It has been some months since the Beema Samiti was converted into Nepal Insurance Authority. What has changed?
The new Act recognizes NIA as the apex body that advises the government on matters related to insurance. It is the overall authority of the insurance sector. NIA has to ask the government only on issues related to creating postings and fixing remuneration and facilities of staffers. It can decide on its own on all other issues.
The new insurance law caps the terms of the CEO to a maximum of two terms. Some say the term cap will apply only after the law comes into force, while others say the terms CEO have served will be counted. What actually is the case?
There is no confusion over the term. The new Act takes ownership of provisions mentioned in Insurance Act, 1992. The term of CEOs, therefore, will be decided as provisioned in the Act.
The new Act has still maintained a high level of service fee that it collects from the insurance companies. The money thus collected is very huge and sitting idle with the Authority or used in unproductive expenses. What is the situation?
We have lowered unnecessary expenses. There have been no foreign junkets since I assumed office. We have lowered service fee to 0.75% from 1%. It may still look high, but the amount is distributed to different headings. For example, 33% of the service fee goes to the insurance development fund. Likewise, some funds also go to the treasury of the federal government.
This money was supposed to be used in promoting insurance among the people and to train human resources. Why only a small fraction of it is used for these purposes?
We have plans for this as well. NIA is working to expand the Insurance Institute of Nepal (IIN) out of Kathmandu as well. It would help to train more workforce required for the industry. The Insurance sector will prosper only if we have qualified agents. Very soon, we will start taking exams of insurance agents through a computer software so that there is no room for irregularities. We are also thinking of starting an Insurance Academy of Nepal to run academic courses related to insurance. We have applied to universities for affiliation. The process will expedite once we get the affiliation.

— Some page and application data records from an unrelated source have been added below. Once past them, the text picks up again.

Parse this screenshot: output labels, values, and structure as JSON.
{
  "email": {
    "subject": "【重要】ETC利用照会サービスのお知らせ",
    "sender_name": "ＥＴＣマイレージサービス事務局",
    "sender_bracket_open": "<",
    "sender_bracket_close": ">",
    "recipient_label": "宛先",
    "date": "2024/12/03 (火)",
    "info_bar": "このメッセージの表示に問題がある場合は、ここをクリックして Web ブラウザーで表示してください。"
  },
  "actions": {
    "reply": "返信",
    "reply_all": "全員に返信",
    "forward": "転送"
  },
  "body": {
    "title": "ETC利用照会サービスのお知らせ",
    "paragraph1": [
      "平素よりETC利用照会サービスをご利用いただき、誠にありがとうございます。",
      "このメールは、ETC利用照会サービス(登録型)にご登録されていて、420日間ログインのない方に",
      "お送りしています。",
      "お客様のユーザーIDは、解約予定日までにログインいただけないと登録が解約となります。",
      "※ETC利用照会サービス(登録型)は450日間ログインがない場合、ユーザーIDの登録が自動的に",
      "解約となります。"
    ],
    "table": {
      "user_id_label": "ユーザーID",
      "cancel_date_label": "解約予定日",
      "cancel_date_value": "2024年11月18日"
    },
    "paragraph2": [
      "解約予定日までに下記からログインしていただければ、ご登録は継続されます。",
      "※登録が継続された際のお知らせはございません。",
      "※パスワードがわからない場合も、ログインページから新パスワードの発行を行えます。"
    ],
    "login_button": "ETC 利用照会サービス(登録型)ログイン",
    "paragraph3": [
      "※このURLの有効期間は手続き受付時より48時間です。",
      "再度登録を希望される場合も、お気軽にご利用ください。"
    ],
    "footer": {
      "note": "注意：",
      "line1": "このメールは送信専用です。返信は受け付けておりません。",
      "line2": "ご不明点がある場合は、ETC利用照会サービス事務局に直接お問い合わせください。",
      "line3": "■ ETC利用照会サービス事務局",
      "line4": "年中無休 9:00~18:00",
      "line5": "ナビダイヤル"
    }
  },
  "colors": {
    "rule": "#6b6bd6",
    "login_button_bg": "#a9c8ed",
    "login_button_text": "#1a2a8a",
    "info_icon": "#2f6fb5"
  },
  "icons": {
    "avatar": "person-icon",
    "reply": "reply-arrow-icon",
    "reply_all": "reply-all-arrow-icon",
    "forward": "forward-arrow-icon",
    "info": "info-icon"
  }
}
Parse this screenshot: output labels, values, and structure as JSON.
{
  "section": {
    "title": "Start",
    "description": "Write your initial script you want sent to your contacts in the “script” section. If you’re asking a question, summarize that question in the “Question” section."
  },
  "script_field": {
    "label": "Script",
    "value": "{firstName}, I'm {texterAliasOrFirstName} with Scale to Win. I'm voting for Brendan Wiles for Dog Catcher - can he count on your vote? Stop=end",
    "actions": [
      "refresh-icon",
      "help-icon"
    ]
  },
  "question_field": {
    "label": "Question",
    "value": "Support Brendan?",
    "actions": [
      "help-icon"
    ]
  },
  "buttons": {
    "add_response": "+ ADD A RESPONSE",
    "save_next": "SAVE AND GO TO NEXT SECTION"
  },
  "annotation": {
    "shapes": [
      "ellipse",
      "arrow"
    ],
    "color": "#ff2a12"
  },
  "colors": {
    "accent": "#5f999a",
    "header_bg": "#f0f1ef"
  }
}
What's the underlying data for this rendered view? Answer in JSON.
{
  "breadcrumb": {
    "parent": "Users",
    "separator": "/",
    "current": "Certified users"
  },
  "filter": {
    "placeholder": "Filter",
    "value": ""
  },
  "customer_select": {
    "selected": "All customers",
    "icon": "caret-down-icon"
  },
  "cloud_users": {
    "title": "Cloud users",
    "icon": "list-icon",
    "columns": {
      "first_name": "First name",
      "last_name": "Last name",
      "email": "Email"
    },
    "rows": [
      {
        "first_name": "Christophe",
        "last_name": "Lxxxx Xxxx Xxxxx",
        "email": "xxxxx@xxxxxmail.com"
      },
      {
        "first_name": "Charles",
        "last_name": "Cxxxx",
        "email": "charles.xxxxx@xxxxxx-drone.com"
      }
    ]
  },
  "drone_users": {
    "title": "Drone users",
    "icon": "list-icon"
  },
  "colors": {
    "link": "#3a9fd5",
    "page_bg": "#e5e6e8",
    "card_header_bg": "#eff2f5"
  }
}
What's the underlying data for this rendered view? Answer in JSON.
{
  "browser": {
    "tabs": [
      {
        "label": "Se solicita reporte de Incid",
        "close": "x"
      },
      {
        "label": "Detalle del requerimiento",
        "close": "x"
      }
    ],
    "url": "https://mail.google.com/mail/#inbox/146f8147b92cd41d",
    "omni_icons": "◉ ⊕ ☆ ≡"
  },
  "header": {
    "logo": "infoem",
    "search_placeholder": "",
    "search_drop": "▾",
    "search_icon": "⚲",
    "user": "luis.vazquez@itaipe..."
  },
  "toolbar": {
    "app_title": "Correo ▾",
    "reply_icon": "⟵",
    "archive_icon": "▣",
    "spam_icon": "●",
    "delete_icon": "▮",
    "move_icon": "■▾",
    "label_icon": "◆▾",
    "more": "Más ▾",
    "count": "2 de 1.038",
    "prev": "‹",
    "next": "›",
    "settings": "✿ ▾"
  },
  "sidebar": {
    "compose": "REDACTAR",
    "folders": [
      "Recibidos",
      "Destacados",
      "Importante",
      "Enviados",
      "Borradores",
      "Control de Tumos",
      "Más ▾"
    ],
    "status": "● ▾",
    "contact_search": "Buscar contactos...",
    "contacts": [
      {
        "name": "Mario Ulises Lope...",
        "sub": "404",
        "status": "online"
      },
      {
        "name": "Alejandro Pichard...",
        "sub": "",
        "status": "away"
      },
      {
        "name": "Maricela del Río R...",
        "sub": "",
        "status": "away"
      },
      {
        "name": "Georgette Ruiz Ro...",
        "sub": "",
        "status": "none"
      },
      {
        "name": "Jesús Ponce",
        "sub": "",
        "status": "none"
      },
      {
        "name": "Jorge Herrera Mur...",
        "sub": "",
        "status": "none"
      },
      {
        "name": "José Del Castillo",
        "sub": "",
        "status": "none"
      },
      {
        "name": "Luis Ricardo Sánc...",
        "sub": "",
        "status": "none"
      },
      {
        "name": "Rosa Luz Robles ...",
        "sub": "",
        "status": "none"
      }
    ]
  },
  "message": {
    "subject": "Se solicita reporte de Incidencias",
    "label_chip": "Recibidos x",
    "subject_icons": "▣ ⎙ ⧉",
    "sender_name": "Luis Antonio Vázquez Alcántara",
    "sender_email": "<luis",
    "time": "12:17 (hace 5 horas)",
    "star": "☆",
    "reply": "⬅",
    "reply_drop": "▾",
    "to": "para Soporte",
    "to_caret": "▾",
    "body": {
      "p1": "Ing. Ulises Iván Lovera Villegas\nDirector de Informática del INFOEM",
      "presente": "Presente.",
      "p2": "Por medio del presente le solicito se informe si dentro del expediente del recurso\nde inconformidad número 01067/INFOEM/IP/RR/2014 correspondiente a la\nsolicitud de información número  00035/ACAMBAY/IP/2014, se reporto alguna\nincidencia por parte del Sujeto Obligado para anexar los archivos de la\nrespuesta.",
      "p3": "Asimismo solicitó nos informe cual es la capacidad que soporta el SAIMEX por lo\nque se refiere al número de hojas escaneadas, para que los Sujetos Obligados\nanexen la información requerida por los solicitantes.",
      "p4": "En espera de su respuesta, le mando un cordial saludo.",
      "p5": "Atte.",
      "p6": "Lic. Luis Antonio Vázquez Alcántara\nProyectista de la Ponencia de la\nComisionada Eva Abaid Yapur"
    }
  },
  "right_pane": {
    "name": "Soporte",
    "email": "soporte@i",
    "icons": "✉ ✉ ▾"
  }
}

The Insurance Authority has put a cap on the general expenses of the insurance companies which have reduced their advertisement and promotional expenses. Won’t it affect insurance literacy?
We had to do something because we realised expenses in those heading were distorting the overall market. We have asked insurance companies to limit their expenses to a certain percentage of their earnings. The expenses of most of the companies are within the limit. Some companies are involved in activities that are distorting the market. We have told companies to set aside 1% of their earnings to CSR activities and 2% of the earnings to professional development of the employees. Some companies are not following this. It is true that we have not been able to look at all this because of other pressing issues. Now we will make sure that companies adhere to our instructions and guidelines. As instructions alone are not bringing results, I think it is high time we swung into action.